From the Foreword by Professor Leonidas J. Guibas "Geometry, graphics, and vision all deal in some form with the shape of objects, their motions, as well as the transport of light and its interactions with objects. This book clearly shows how much they have in common and the kinds of synergies that occur when a common core of material is presented in a way that both serves and is enriched by all three disciplines. This book truly establishes bridges where they make the most impact: early on in a student's education. The book can also benefit graduate students and researchers across all parts of computer science that deal with modeling or interacting with the physical world. The material is methodically organized, the exposition is rigorous yet well-motivated with plenty of instructive examples." Visual Computing: Geometry, Graphics, and Vision is a concise introduction to common notions, methodologies, data structures, and algorithmic techniques arising in the mature fields of computer graphics, vision, and computational geometry. The central goal of the book is to provide a global and unified view of the rich interdisciplinary visual computing field. The book is written for undergraduate students and game development and graphics professionals. Lecturers in computer graphics and vision will also find it complementary and valuable. The book aims at broadening and fostering readers' knowledge of essential 3D techniques by providing a sizeable overall picture and describing essential concepts. Throughout the book, appropriate real world applications are covered to illustrate uses and generate interest in adjacent fields. The book also provides concise C++ code for common tasks that will be of interest to a broad audience of practitioners.

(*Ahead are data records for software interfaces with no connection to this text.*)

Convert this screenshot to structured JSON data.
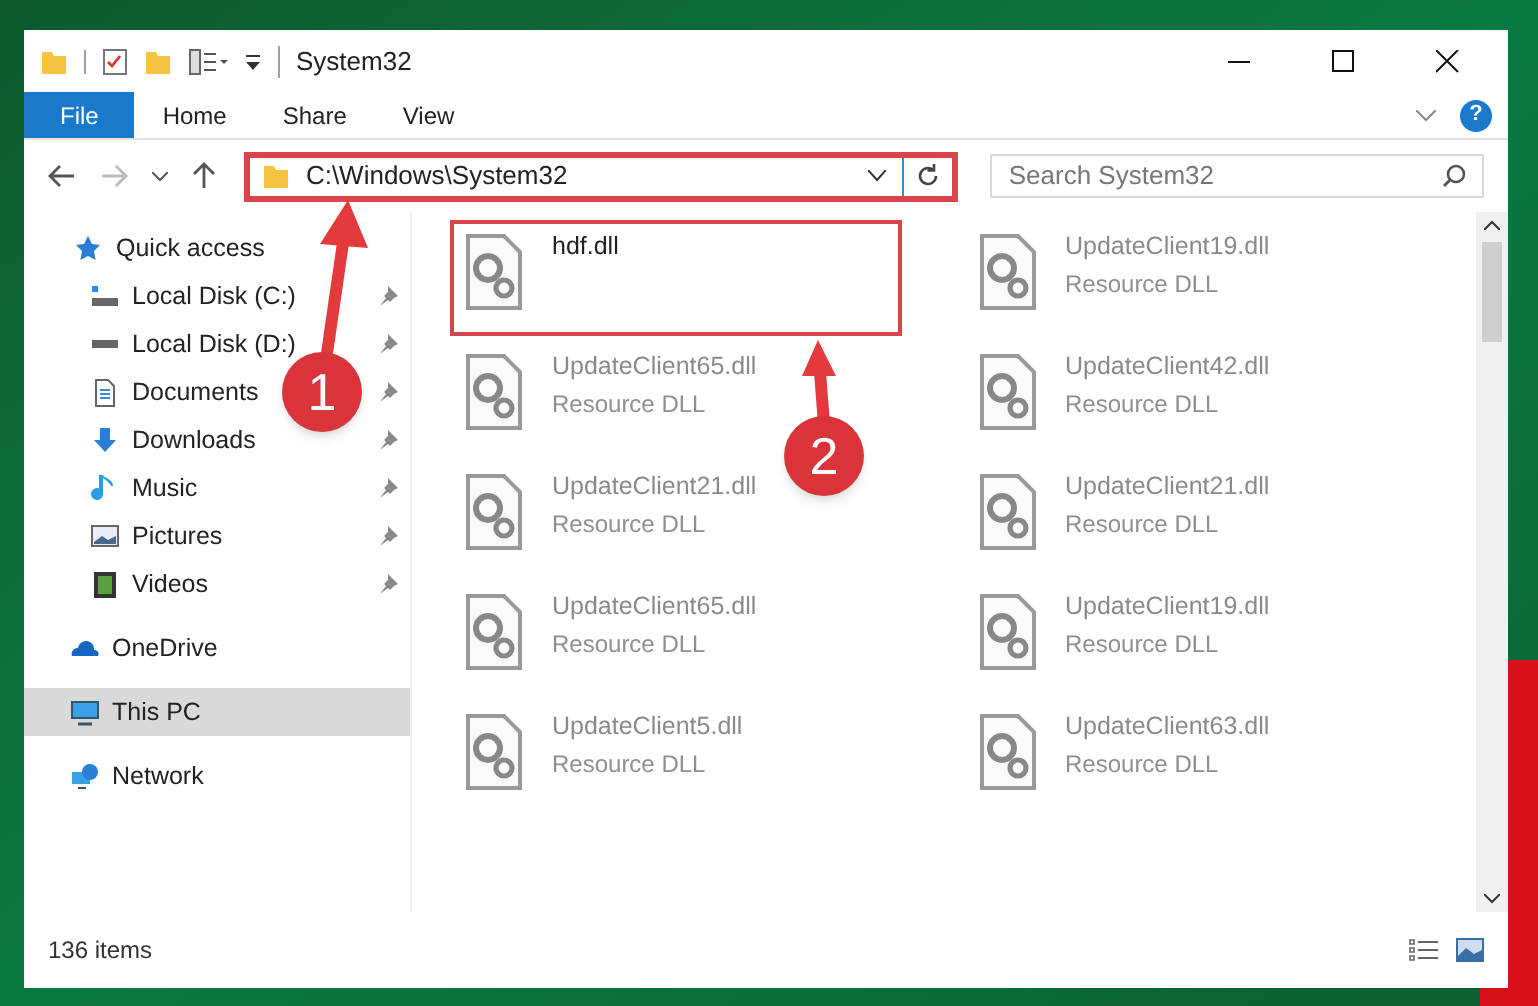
{
  "window": {
    "title": "System32"
  },
  "ribbon_tabs": [
    {
      "label": "File",
      "selected": true
    },
    {
      "label": "Home",
      "selected": false
    },
    {
      "label": "Share",
      "selected": false
    },
    {
      "label": "View",
      "selected": false
    }
  ],
  "help_button": "?",
  "address": {
    "path": "C:\\Windows\\System32",
    "highlighted": true
  },
  "search": {
    "placeholder": "Search System32"
  },
  "sidebar": {
    "items": [
      {
        "label": "Quick access",
        "kind": "quick",
        "pinned": false,
        "selected": false
      },
      {
        "label": "Local Disk (C:)",
        "kind": "diskc",
        "pinned": true,
        "selected": false
      },
      {
        "label": "Local Disk (D:)",
        "kind": "disk",
        "pinned": true,
        "selected": false
      },
      {
        "label": "Documents",
        "kind": "documents",
        "pinned": true,
        "selected": false
      },
      {
        "label": "Downloads",
        "kind": "downloads",
        "pinned": true,
        "selected": false
      },
      {
        "label": "Music",
        "kind": "music",
        "pinned": true,
        "selected": false
      },
      {
        "label": "Pictures",
        "kind": "pictures",
        "pinned": true,
        "selected": false
      },
      {
        "label": "Videos",
        "kind": "videos",
        "pinned": true,
        "selected": false
      },
      {
        "label": "OneDrive",
        "kind": "onedrive",
        "pinned": false,
        "selected": false
      },
      {
        "label": "This PC",
        "kind": "pc",
        "pinned": false,
        "selected": true
      },
      {
        "label": "Network",
        "kind": "network",
        "pinned": false,
        "selected": false
      }
    ]
  },
  "files": [
    {
      "name": "hdf.dll",
      "highlighted": true
    },
    {
      "name": "UpdateClient19.dll",
      "type": "Resource DLL",
      "highlighted": false
    },
    {
      "name": "UpdateClient65.dll",
      "type": "Resource DLL",
      "highlighted": false
    },
    {
      "name": "UpdateClient42.dll",
      "type": "Resource DLL",
      "highlighted": false
    },
    {
      "name": "UpdateClient21.dll",
      "type": "Resource DLL",
      "highlighted": false
    },
    {
      "name": "UpdateClient21.dll",
      "type": "Resource DLL",
      "highlighted": false
    },
    {
      "name": "UpdateClient65.dll",
      "type": "Resource DLL",
      "highlighted": false
    },
    {
      "name": "UpdateClient19.dll",
      "type": "Resource DLL",
      "highlighted": false
    },
    {
      "name": "UpdateClient5.dll",
      "type": "Resource DLL",
      "highlighted": false
    },
    {
      "name": "UpdateClient63.dll",
      "type": "Resource DLL",
      "highlighted": false
    }
  ],
  "status_bar": {
    "count": "136 items"
  },
  "annotations": [
    {
      "number": "1"
    },
    {
      "number": "2"
    }
  ]
}
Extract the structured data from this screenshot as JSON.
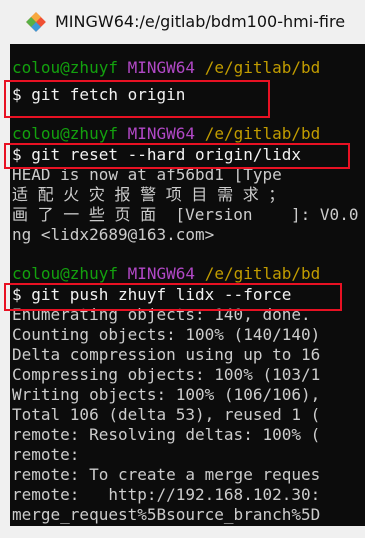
{
  "window": {
    "title": "MINGW64:/e/gitlab/bdm100-hmi-fire",
    "icon": "git-bash-icon",
    "accent": "#e81123"
  },
  "terminal": {
    "prompt": {
      "user_host": "colou@zhuyf",
      "env": "MINGW64",
      "path": "/e/gitlab/bd"
    },
    "commands": [
      "$ git fetch origin",
      "$ git reset --hard origin/lidx",
      "$ git push zhuyf lidx --force"
    ],
    "reset_output": [
      "HEAD is now at af56bd1 [Type",
      "适 配 火 灾 报 警 项 目 需 求 ；",
      "画 了 一 些 页 面  [Version    ]: V0.0",
      "ng <lidx2689@163.com>"
    ],
    "push_output": [
      "Enumerating objects: 140, done.",
      "Counting objects: 100% (140/140)",
      "Delta compression using up to 16",
      "Compressing objects: 100% (103/1",
      "Writing objects: 100% (106/106),",
      "Total 106 (delta 53), reused 1 (",
      "remote: Resolving deltas: 100% (",
      "remote:",
      "remote: To create a merge reques",
      "remote:   http://192.168.102.30:",
      "merge_request%5Bsource_branch%5D"
    ]
  }
}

|Series:||Charles River Media Graphics Ser.|
|Product dimensions:||7.66(w) x 9.48(h) x 1.41(d)|
About the Author
Frank Nielsen (Japan) is a technical director and researcher at Sony Computer Science Laboratories Inc., and has written extensively on graphic design and programming in several journals including Transactions on Graphics, Computational Geometry: Theory and Applications, Transactions on Pattern Analysis, and Machine Intelligence. His writings have also appeared in numerous conference papers. Nielsen has also taught in France at ESSI and ISIA (Ecole des Mines de Paris). He holds a Ph.D. degree in Computer Science from the University of Nice (France).